The issue, as always, is that very few people are actually going to see it - at least not while it's new.
android market share
According to Google's Android developer dashboards, 15.2% of Android customers were using version 6.0 Marshmallow as of August 1. That's twice as much market share as it had this past May, but still a fairly small amount for an update that's been available for 10 months. Meanwhile, 35.5% of users were on some form of Android 5.0 Lollipop, while 29.2% were on Android 4.4 KitKat, which launched in late 2013.
This fragmentation problem is anything but new for Google, but it's worth reiterating with today's launch: Android is beholden to the device manufacturers that use it, as well as the carriers that service those OEMs' devices.

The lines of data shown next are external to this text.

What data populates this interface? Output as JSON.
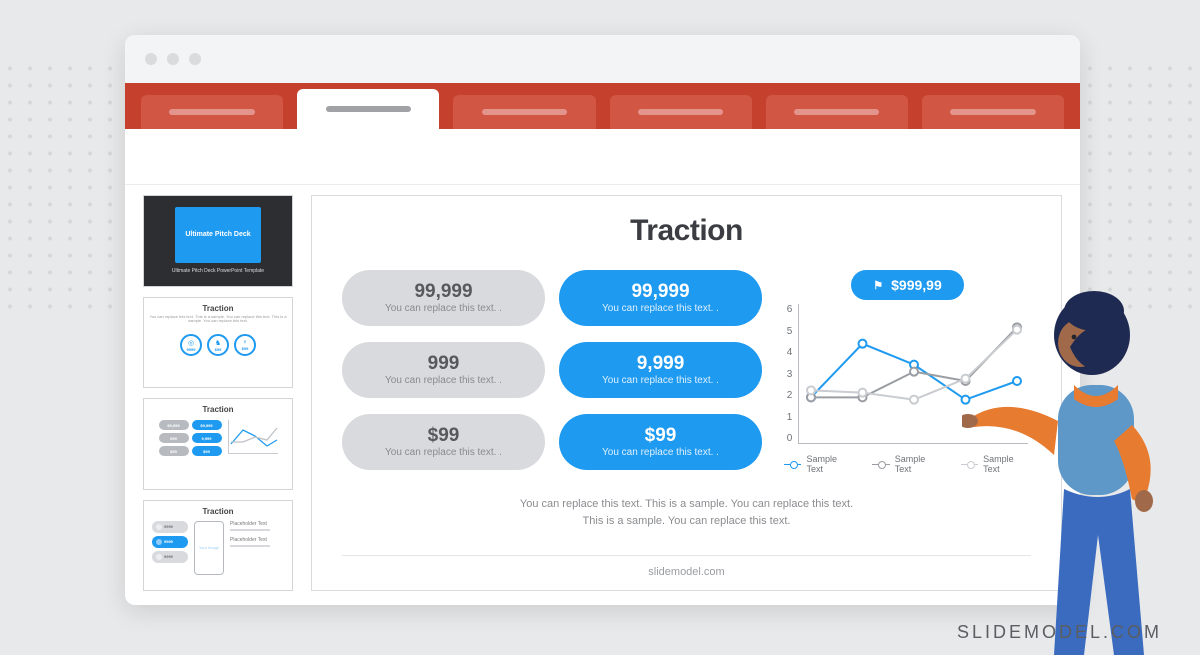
{
  "thumb1": {
    "title": "Ultimate Pitch Deck",
    "subtitle": "Ultimate Pitch Deck PowerPoint Template"
  },
  "thumb2": {
    "title": "Traction",
    "subtitle": "You can replace this text. This is a sample. You can replace this text. This is a sample. You can replace this text.",
    "chips": [
      {
        "icon": "◎",
        "value": "9999"
      },
      {
        "icon": "♞",
        "value": "$99"
      },
      {
        "icon": "♀",
        "value": "$99"
      }
    ]
  },
  "thumb3": {
    "title": "Traction",
    "pills": [
      "$9,999",
      "$9,999",
      "999",
      "9,999",
      "$99",
      "$99"
    ]
  },
  "thumb4": {
    "title": "Traction",
    "pills": [
      "9999",
      "9999",
      "9999"
    ],
    "phone": "Your Image",
    "placeholders": [
      "Placeholder Text",
      "Placeholder Text"
    ]
  },
  "slide": {
    "title": "Traction",
    "badge": "$999,99",
    "pills": [
      {
        "value": "99,999",
        "sub": "You can replace this text. .",
        "tone": "gray"
      },
      {
        "value": "99,999",
        "sub": "You can replace this text. .",
        "tone": "blue"
      },
      {
        "value": "999",
        "sub": "You can replace this text. .",
        "tone": "gray"
      },
      {
        "value": "9,999",
        "sub": "You can replace this text. .",
        "tone": "blue"
      },
      {
        "value": "$99",
        "sub": "You can replace this text. .",
        "tone": "gray"
      },
      {
        "value": "$99",
        "sub": "You can replace this text. .",
        "tone": "blue"
      }
    ],
    "legend": [
      "Sample Text",
      "Sample Text",
      "Sample Text"
    ],
    "caption1": "You can replace this text. This is a sample. You can replace this text.",
    "caption2": "This is a sample. You can replace this text.",
    "footer": "slidemodel.com"
  },
  "chart_data": {
    "type": "line",
    "x": [
      1,
      2,
      3,
      4,
      5
    ],
    "ylim": [
      0,
      6
    ],
    "yticks": [
      0,
      1,
      2,
      3,
      4,
      5,
      6
    ],
    "series": [
      {
        "name": "Sample Text",
        "color": "#1e9af0",
        "values": [
          2.0,
          4.3,
          3.4,
          1.9,
          2.7
        ]
      },
      {
        "name": "Sample Text",
        "color": "#9a9da2",
        "values": [
          2.0,
          2.0,
          3.1,
          2.7,
          5.0
        ]
      },
      {
        "name": "Sample Text",
        "color": "#c9ccd0",
        "values": [
          2.3,
          2.2,
          1.9,
          2.8,
          4.9
        ]
      }
    ]
  },
  "brand": "SLIDEMODEL.COM"
}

Year after year, very few of those companies are capable of and/or willing to supply their customers with everything their devices could do.
Lately, a chunk of them haven't even committed to rolling out of Google's monthly security updates on time, putting an already iffy piece of software with regard to keeping data secure on even shakier ground.
As hackneyed as it is to say, it has to be noted that iOS doesn't have this problem. According to Apple's developer support page, 87% of iDevice users were on the latest iOS 9 update as of August 15. Another 10% were on 2014's iOS 8 update, while just 3% were on anything before that.
This doesn't mean iOS is "better" than Android. Rather, it's another reminder that Google faces structural, industry-wide issues that Apple has done well to bypass. (Though it's allowed Google to have a much higher global market share.)
Android Nougat does nothing to fix them. Right now, the only way to ensure you get those updates quick is to buy a Nexus device. Even that has its limits, though - Google confirmed on Monday that Nougat's rollout doesn't apply to 2013's Nexus 5 phone or Nexus 7 tablet, a faster cutoff than what Apple's doing with iOS 10.
Beyond that, Google would either have to make some sort of major technical change that allows it to update Android itself, or some sort of major contractual change that puts more pressure on Android-using companies to push updates faster.
Or, as has been rumored, Google could try creating its own iPhone competitor, cutting those third parties off at the knees. (My colleague Kif Leswing has made a case for this before.)
Whatever happens, Nougat is what we've got today. Here's hoping you don't have to wait too long to see it.